» GIVEN ENTRIES

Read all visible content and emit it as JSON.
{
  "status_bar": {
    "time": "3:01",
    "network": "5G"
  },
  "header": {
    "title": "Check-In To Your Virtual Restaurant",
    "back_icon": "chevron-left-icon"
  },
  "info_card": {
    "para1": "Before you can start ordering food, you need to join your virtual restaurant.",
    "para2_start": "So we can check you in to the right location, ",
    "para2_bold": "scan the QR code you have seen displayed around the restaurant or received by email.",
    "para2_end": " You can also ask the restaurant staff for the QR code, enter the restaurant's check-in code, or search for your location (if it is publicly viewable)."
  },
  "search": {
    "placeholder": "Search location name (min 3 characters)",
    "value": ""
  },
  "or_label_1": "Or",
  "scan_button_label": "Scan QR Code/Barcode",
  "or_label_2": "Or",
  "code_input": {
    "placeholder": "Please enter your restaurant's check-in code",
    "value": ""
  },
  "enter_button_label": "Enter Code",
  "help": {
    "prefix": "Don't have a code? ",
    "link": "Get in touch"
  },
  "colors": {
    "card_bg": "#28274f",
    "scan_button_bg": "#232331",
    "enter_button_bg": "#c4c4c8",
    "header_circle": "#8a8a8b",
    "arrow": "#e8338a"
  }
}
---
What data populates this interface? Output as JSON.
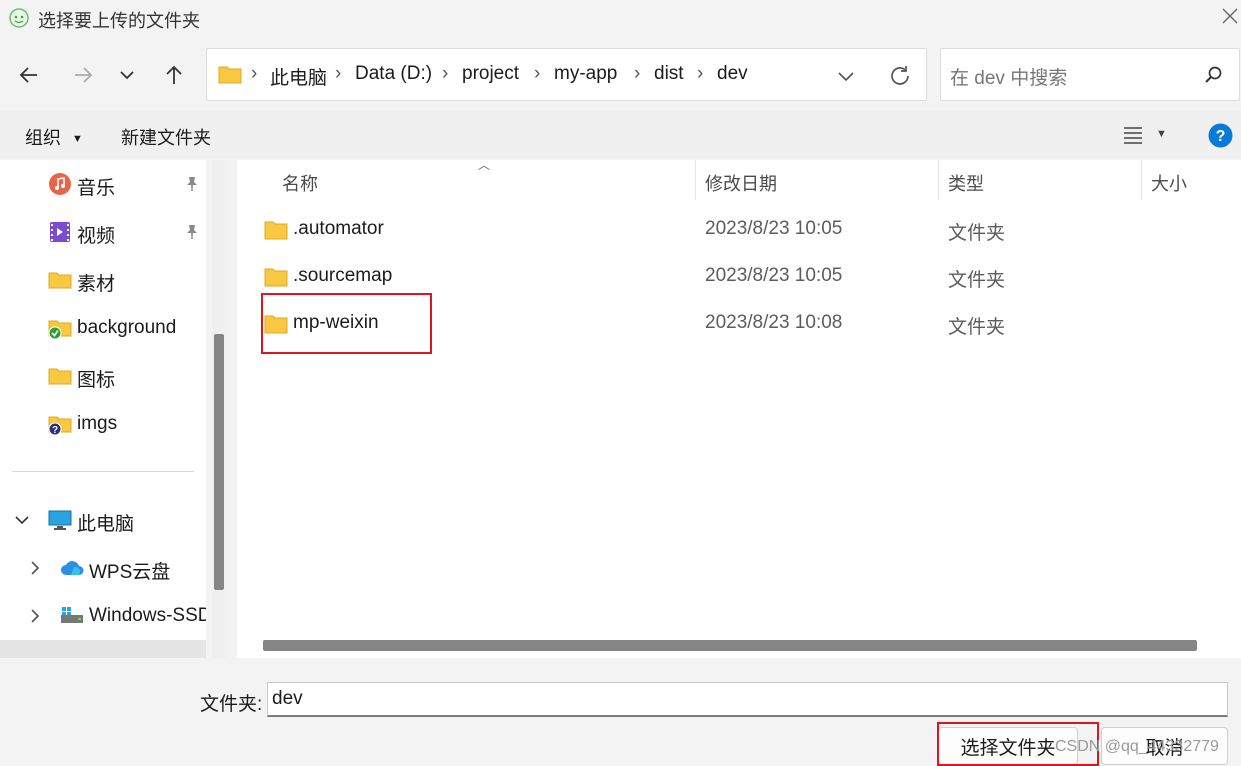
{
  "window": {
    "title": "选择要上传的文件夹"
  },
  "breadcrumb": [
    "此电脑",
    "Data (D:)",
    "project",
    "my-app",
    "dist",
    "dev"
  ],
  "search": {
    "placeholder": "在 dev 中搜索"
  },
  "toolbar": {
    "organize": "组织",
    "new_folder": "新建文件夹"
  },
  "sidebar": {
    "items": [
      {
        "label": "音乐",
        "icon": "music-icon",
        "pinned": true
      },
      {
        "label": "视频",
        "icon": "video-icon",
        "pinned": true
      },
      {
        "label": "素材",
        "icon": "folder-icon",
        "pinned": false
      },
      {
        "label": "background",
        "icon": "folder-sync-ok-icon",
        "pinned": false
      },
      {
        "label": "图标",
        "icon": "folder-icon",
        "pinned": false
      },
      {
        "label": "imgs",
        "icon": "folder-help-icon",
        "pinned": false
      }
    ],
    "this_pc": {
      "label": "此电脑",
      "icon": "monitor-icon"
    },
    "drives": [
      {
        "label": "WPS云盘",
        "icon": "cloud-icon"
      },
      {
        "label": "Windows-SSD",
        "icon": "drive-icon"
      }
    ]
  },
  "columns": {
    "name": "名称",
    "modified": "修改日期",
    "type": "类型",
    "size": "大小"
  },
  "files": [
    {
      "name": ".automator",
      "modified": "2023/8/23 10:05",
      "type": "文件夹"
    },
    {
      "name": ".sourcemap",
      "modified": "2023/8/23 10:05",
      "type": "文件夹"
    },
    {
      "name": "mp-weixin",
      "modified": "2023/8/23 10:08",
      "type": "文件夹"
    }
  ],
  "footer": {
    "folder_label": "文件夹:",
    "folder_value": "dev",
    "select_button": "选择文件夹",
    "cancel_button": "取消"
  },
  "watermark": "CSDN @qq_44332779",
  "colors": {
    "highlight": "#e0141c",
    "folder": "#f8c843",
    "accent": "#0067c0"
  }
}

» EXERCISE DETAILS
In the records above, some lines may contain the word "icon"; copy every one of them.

» ANSWER FOR THIS EXERCISE
    "back_icon": "chevron-left-icon"
        "icon": "music-icon",
        "icon": "video-icon",
        "icon": "folder-icon",
        "icon": "folder-sync-ok-icon",
        "icon": "folder-icon",
        "icon": "folder-help-icon",
      "icon": "monitor-icon"
        "icon": "cloud-icon"
        "icon": "drive-icon"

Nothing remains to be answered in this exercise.